| TRY IT |
Please copy every line with the string "user" from the entries below.

[Dataset rows for apps and sites]
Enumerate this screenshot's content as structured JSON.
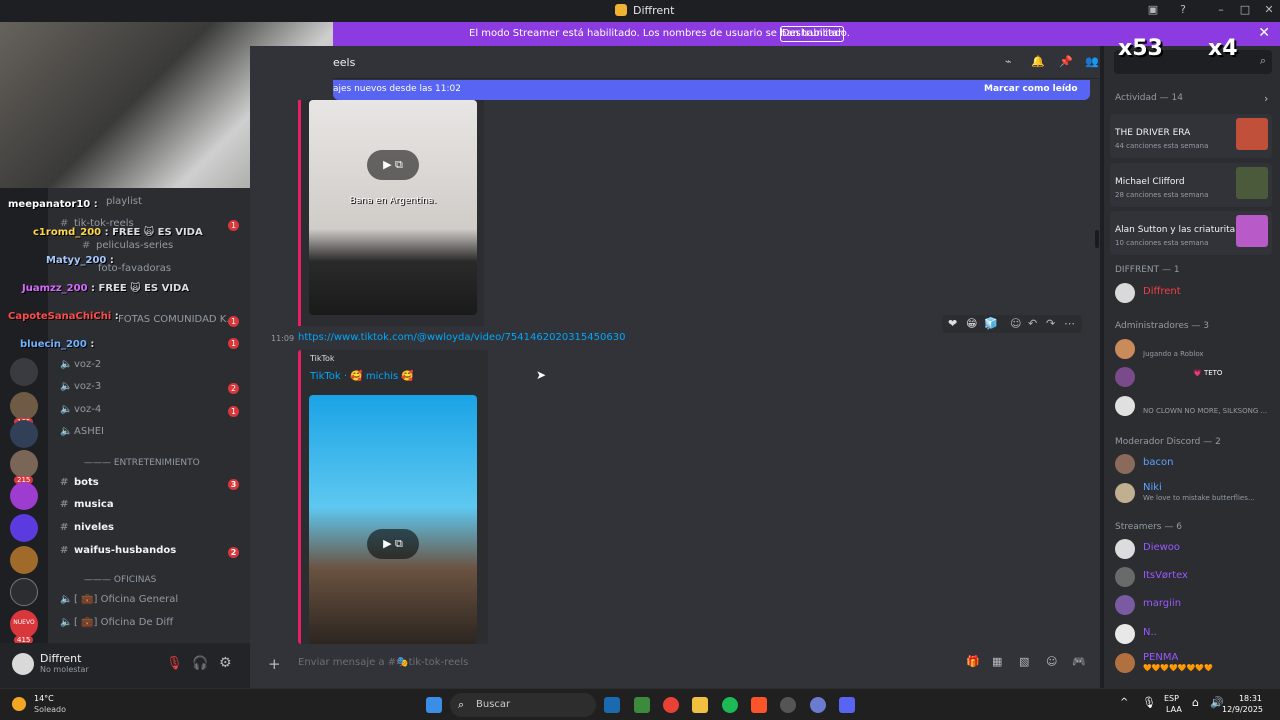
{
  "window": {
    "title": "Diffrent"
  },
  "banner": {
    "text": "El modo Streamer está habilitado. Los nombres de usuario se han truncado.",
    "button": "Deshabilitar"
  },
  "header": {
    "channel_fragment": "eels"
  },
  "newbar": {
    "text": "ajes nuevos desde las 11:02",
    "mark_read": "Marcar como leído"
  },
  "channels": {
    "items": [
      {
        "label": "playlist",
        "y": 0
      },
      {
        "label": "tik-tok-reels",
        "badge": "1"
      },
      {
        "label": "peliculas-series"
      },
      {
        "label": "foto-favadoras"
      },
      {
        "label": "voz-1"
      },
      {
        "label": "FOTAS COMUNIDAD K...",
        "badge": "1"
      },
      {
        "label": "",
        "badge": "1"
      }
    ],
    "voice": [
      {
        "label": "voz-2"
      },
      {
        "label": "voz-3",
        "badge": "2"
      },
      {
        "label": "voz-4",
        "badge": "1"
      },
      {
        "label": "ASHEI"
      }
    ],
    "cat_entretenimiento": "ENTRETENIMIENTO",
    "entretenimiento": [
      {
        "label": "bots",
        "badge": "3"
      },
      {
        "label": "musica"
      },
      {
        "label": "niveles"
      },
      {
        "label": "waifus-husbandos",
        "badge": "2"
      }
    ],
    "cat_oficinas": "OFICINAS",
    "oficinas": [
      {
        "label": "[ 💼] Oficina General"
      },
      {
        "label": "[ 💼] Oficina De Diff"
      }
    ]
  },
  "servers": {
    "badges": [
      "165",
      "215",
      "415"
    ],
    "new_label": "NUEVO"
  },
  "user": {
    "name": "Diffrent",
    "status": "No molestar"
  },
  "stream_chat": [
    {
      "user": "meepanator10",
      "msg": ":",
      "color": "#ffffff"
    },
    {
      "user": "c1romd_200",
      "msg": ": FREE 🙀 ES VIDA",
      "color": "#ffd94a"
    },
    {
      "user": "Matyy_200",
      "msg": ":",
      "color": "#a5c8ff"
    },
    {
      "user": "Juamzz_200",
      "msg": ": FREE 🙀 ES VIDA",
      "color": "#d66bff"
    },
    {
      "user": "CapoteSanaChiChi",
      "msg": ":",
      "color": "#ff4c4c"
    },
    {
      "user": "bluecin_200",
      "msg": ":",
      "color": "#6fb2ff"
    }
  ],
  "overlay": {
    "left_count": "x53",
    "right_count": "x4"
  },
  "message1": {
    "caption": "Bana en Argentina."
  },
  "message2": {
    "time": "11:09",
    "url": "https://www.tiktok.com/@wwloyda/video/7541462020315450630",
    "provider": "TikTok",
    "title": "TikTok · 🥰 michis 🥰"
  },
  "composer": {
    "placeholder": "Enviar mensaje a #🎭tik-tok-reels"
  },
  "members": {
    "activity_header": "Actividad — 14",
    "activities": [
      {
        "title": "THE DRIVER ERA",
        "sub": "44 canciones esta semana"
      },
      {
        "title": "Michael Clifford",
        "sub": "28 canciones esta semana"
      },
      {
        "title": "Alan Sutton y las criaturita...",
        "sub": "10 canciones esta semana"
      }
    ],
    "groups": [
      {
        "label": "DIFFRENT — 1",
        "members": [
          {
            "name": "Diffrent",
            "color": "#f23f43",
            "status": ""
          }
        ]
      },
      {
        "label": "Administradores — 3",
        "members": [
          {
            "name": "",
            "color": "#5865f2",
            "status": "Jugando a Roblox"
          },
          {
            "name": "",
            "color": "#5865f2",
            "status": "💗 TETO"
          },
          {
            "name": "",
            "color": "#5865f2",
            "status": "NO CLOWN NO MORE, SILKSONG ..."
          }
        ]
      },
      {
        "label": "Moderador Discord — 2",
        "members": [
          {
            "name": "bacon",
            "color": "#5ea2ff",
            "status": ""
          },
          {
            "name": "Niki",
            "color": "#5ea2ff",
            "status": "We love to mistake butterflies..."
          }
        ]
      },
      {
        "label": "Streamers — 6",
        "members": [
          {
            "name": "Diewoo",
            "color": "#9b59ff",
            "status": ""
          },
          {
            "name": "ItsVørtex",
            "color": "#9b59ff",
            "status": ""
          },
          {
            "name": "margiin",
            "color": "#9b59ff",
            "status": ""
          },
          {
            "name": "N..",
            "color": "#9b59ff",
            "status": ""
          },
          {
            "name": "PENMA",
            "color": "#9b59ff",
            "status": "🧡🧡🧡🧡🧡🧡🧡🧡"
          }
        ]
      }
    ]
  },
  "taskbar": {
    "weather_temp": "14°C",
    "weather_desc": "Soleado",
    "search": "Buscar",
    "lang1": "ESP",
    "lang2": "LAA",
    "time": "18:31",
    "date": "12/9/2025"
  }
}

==

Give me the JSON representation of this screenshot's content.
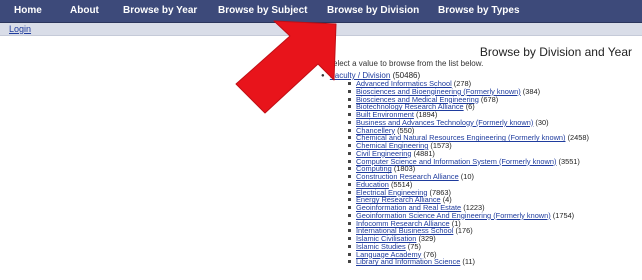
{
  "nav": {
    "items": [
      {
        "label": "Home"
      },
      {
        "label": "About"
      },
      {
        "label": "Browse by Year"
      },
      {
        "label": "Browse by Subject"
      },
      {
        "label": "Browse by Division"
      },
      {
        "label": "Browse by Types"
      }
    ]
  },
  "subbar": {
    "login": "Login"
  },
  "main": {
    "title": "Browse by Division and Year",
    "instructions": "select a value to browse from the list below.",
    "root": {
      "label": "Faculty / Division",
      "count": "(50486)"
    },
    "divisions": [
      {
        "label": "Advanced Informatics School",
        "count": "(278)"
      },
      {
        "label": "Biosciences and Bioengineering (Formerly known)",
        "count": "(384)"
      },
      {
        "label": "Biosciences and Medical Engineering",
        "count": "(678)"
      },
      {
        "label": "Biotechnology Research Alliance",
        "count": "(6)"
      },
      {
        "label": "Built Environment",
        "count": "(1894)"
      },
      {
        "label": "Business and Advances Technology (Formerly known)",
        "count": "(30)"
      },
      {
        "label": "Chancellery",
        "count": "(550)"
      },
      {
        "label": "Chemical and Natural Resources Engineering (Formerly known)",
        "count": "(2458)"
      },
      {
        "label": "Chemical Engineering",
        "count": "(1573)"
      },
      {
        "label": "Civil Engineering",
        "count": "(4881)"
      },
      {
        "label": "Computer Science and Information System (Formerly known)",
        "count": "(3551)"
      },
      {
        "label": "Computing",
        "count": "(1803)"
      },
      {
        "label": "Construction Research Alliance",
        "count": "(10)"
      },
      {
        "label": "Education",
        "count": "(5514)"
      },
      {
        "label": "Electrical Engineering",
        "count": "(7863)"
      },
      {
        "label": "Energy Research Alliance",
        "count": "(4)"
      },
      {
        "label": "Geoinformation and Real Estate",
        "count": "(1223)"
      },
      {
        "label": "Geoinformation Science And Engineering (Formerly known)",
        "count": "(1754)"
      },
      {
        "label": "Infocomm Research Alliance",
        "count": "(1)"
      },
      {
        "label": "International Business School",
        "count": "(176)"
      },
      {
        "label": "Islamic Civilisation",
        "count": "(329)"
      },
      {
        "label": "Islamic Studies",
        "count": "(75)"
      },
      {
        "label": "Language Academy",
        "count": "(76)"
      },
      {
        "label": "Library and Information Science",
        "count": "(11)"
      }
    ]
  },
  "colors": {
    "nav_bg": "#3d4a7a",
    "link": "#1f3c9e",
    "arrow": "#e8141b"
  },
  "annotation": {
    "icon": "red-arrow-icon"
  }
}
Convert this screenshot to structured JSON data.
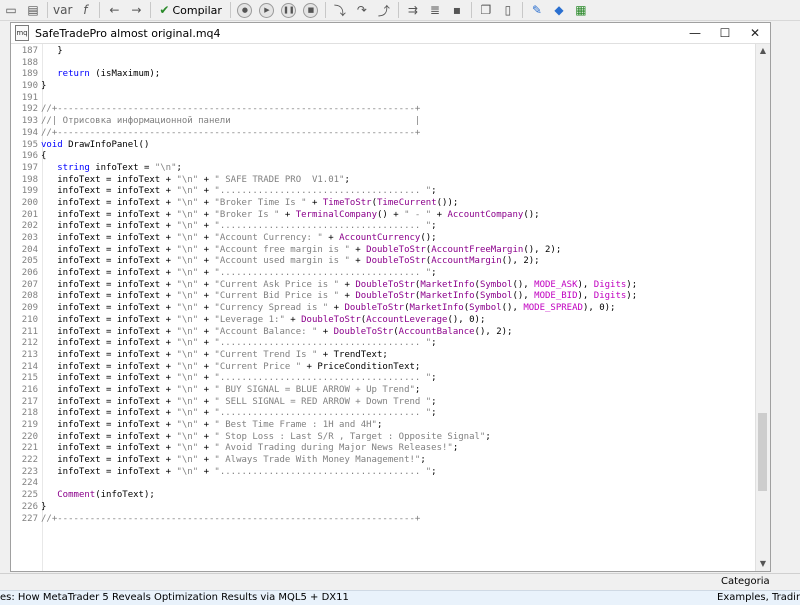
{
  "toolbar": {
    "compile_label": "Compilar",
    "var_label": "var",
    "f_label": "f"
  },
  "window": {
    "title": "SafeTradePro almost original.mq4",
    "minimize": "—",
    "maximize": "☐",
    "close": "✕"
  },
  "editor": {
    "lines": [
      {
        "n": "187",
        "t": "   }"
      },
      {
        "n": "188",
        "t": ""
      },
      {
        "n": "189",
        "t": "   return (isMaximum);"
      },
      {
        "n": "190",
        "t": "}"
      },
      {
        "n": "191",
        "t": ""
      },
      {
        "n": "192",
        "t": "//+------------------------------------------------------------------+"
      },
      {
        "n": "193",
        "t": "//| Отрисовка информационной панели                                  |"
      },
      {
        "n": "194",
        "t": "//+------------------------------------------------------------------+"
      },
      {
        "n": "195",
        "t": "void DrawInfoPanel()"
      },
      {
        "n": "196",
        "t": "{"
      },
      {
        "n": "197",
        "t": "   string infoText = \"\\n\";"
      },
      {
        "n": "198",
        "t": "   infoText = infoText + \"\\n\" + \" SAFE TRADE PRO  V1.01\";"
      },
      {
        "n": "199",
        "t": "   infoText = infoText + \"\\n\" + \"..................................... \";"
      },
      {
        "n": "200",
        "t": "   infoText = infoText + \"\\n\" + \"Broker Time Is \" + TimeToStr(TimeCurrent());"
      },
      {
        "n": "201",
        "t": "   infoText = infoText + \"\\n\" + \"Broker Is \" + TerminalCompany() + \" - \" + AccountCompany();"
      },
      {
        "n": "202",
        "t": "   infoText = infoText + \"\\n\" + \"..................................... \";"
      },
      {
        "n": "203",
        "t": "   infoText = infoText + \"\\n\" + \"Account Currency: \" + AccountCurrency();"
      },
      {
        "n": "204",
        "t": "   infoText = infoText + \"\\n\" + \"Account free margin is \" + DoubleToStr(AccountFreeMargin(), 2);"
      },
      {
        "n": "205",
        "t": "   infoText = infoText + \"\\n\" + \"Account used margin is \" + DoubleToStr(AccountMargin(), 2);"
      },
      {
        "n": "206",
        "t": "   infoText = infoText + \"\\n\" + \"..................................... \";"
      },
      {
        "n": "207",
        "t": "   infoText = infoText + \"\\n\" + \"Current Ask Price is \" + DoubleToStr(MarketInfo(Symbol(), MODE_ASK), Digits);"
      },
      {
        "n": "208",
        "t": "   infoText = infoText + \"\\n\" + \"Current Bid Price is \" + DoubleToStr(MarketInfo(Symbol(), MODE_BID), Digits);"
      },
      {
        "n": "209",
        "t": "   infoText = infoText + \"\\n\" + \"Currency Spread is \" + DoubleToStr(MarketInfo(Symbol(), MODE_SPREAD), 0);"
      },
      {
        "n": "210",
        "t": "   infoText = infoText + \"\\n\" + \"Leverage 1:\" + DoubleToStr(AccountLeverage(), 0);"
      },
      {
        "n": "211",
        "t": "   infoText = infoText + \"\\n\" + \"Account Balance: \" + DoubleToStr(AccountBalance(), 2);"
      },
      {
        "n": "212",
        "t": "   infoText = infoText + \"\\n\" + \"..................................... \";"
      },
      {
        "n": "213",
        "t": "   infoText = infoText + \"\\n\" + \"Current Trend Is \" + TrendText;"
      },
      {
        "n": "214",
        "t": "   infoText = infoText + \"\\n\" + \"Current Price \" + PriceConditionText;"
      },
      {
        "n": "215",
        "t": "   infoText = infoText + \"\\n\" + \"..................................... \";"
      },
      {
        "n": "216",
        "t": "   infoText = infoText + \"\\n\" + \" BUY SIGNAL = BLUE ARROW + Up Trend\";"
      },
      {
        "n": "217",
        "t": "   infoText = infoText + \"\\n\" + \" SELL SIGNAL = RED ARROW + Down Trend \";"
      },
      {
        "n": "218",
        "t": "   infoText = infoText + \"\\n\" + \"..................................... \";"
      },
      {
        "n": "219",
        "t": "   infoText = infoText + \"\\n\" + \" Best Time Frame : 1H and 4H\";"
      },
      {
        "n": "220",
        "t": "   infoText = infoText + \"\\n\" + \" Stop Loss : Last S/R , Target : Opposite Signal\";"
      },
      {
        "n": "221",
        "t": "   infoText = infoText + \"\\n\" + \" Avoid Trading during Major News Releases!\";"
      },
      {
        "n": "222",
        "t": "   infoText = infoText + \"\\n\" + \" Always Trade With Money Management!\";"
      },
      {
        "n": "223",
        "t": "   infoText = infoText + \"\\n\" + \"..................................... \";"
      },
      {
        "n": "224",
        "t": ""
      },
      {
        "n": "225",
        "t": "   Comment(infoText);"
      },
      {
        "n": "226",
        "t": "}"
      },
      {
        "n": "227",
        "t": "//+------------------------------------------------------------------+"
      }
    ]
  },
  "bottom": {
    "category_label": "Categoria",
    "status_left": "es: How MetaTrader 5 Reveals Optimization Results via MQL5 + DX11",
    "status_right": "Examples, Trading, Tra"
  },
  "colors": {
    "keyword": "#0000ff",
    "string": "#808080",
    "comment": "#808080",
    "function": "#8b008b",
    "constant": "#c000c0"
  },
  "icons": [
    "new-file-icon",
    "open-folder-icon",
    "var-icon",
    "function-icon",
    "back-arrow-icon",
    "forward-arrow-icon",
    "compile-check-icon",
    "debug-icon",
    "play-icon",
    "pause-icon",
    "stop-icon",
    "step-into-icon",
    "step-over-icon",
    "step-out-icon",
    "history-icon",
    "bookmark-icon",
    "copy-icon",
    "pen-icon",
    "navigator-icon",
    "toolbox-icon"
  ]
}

| OUTPUT |
  "user": {
      "user": "meepanator10",
      "user": "c1romd_200",
      "user": "Matyy_200",
      "user": "Juamzz_200",
      "user": "CapoteSanaChiChi",
      "user": "bluecin_200",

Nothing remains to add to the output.